the Native Grasses of California
May 13, 2004
Invasive annual grasses have been
pushing aside native perennials in California for the last 200 years. An
Agricultural Research Service (ARS)
scientist, along with university and environmental collaborators, is trying to
reverse the trend and thus improve forage quality while helping the
Plant pathologist Stephen M. Griffith of the ARS
Forage Seed and Cereal Research
Unit, Corvallis, Ore., is studying how revegetation of desirable perennial
grasses affects soil and water quality and whether it supplies quality grazing
Perennial grasses turn green faster, stay green longer and produce more
biomass, making a higher-quality forage for wildlife and livestock than annual
grasses. The perennial grasses also improve biodiversity and other
Only two percent of California's grasslands are covered predominately by

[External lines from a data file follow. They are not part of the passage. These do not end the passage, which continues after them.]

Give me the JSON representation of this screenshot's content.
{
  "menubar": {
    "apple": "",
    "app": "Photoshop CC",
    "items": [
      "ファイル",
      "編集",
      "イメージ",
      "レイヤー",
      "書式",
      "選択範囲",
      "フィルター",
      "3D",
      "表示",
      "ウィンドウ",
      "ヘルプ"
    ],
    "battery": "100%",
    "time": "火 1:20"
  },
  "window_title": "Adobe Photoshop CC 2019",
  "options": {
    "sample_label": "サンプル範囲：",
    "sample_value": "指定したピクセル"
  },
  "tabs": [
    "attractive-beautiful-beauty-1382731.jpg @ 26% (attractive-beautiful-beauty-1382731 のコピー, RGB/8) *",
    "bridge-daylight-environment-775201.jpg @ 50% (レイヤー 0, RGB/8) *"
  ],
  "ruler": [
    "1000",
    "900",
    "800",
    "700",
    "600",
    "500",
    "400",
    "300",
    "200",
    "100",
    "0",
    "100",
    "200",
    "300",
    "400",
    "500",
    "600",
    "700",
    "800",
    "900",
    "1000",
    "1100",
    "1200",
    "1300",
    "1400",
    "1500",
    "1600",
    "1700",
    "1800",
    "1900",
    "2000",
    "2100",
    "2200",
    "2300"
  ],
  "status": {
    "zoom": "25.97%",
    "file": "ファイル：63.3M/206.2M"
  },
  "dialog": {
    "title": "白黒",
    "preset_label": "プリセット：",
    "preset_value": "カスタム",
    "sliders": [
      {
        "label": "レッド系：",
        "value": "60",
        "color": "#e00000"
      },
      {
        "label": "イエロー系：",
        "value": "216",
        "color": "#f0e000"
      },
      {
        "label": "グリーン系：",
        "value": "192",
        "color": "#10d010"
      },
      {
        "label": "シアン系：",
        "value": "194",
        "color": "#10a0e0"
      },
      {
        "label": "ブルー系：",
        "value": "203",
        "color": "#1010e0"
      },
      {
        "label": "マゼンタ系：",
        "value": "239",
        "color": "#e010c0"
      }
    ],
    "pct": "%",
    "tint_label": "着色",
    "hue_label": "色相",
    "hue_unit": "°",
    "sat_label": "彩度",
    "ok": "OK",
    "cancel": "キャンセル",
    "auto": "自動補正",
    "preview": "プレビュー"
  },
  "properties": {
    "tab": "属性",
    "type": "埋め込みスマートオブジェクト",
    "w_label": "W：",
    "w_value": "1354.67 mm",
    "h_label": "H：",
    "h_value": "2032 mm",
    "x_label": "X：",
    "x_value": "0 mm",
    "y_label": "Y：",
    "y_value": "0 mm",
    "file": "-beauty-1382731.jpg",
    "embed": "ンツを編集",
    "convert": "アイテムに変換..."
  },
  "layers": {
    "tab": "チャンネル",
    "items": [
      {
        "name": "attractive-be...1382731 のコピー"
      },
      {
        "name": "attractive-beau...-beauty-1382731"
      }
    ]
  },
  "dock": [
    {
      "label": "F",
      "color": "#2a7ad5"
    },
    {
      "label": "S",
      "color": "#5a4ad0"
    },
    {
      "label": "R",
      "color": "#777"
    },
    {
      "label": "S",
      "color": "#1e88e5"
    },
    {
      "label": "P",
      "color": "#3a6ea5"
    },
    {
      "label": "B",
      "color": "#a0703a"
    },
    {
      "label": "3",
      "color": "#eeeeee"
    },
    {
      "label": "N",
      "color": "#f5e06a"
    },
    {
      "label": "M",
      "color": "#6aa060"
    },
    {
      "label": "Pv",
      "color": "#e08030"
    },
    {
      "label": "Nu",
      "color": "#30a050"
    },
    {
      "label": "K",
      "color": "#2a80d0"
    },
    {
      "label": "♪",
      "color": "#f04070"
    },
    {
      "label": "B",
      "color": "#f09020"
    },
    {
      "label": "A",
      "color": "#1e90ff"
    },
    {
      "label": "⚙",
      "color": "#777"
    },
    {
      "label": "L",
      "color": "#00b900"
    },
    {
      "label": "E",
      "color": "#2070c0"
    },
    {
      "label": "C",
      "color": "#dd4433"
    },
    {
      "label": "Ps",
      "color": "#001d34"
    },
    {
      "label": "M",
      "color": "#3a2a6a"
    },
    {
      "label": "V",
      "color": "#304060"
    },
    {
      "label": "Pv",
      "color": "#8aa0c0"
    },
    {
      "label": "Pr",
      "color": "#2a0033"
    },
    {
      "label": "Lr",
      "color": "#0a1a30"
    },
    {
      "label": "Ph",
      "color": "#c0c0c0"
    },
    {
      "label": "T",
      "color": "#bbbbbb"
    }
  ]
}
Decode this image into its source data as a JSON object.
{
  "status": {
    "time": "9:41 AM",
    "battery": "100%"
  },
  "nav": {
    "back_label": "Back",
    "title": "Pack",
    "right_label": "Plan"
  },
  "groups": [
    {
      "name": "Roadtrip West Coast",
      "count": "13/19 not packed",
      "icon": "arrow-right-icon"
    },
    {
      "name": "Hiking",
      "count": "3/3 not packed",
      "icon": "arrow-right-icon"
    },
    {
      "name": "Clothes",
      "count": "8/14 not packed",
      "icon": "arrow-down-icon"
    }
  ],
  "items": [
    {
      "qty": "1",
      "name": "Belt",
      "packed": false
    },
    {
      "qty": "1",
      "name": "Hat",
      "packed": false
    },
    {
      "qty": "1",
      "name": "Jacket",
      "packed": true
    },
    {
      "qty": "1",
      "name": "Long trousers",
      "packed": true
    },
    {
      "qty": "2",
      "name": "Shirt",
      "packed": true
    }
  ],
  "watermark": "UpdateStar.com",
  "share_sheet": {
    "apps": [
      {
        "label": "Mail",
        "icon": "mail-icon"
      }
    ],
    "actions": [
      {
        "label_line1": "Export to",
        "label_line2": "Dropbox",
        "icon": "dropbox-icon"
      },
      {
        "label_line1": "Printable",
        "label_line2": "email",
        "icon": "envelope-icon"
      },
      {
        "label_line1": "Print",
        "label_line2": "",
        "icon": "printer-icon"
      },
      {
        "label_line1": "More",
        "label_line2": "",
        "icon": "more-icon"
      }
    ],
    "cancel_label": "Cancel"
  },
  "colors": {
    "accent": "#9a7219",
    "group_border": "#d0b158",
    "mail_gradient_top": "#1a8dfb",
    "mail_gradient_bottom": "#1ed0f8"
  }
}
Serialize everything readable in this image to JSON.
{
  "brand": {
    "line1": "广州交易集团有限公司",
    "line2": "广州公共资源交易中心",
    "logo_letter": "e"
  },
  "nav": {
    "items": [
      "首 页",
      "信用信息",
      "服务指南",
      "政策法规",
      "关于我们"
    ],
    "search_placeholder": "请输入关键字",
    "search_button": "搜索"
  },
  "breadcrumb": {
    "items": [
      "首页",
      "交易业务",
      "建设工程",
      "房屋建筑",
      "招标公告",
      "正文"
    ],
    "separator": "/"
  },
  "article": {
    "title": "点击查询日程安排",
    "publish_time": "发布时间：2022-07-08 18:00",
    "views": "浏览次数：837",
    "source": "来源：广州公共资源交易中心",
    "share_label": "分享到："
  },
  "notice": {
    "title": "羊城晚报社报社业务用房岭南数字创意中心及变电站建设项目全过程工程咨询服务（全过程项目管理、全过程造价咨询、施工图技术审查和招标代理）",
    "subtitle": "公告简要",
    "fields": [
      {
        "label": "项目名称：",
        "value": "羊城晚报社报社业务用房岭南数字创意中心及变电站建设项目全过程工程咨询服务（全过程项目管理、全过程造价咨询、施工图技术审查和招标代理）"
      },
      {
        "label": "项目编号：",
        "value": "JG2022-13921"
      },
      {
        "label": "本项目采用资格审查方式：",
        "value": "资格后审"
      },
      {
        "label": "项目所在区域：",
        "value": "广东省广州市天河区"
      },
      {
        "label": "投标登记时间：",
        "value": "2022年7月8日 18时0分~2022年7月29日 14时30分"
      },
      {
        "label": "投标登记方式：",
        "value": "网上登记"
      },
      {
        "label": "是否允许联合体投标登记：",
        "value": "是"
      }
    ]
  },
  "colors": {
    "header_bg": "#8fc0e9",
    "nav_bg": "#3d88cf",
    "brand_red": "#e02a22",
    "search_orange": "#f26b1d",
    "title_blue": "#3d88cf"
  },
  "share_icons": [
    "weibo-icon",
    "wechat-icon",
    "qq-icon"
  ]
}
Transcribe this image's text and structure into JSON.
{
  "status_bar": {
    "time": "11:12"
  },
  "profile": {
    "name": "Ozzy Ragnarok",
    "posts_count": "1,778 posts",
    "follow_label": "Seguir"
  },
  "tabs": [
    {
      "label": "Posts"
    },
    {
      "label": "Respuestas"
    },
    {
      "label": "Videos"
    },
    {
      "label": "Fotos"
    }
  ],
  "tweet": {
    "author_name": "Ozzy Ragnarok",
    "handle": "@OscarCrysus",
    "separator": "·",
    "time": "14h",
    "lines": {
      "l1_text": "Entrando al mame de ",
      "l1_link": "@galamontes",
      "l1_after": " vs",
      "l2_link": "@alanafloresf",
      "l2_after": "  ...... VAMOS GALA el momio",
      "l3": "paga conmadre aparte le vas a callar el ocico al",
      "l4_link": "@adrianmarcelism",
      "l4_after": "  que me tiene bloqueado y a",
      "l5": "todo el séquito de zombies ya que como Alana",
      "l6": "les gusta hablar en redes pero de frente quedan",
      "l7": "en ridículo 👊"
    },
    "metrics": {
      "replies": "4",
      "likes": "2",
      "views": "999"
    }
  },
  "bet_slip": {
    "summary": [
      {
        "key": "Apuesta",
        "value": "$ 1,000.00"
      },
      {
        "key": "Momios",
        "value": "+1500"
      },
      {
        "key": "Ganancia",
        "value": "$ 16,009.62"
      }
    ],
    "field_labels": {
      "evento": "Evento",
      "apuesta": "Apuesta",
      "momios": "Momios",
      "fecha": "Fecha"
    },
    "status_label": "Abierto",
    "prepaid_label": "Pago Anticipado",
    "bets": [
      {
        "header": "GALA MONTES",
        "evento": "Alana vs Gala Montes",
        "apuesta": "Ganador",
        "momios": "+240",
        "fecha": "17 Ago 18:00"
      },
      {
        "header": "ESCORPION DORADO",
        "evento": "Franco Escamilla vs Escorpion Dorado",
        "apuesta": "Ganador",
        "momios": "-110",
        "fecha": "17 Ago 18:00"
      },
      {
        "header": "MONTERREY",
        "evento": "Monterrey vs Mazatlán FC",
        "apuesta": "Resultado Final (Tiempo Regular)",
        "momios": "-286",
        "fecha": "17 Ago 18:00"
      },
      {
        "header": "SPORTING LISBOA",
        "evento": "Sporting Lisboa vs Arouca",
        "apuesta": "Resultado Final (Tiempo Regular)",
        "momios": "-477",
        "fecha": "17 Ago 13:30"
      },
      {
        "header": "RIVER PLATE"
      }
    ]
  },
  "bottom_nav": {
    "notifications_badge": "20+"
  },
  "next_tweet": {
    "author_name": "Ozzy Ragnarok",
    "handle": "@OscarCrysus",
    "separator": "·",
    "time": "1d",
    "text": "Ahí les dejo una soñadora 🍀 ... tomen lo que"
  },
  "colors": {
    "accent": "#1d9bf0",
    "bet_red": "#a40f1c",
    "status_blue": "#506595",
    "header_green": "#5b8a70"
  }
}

perennial grasses. Griffith is working with
Audubon California to establish
perennials in areas where annual grasses dominate. Early results indicate it
can be difficult at first to establish native grasses, but once they are fully
established, their deep roots may be expected to outcompete the annual grasses.
Ranchers who Griffith works with already appreciate the benefits of the
native grasses. Griffith hopes that showing these benefits will lead to
increased and more predictable demand, encouraging greater seed production and
lower prices. For while turf grass seed sells for as little as 50 cents a
pound, perennial grass seed currently costs as much as $40 a pound.
Griffith's collaborators are looking at which plants, in addition to
grasses, make up a healthy grassland, what kinds of wildlife appear after
native grasses are reintroduced, and what the biomass of grasslands is.
information about this research can be found in the May issue of
Agricultural Research magazine.
ARS is the U.S. Department of
Agriculture's chief scientific research agency.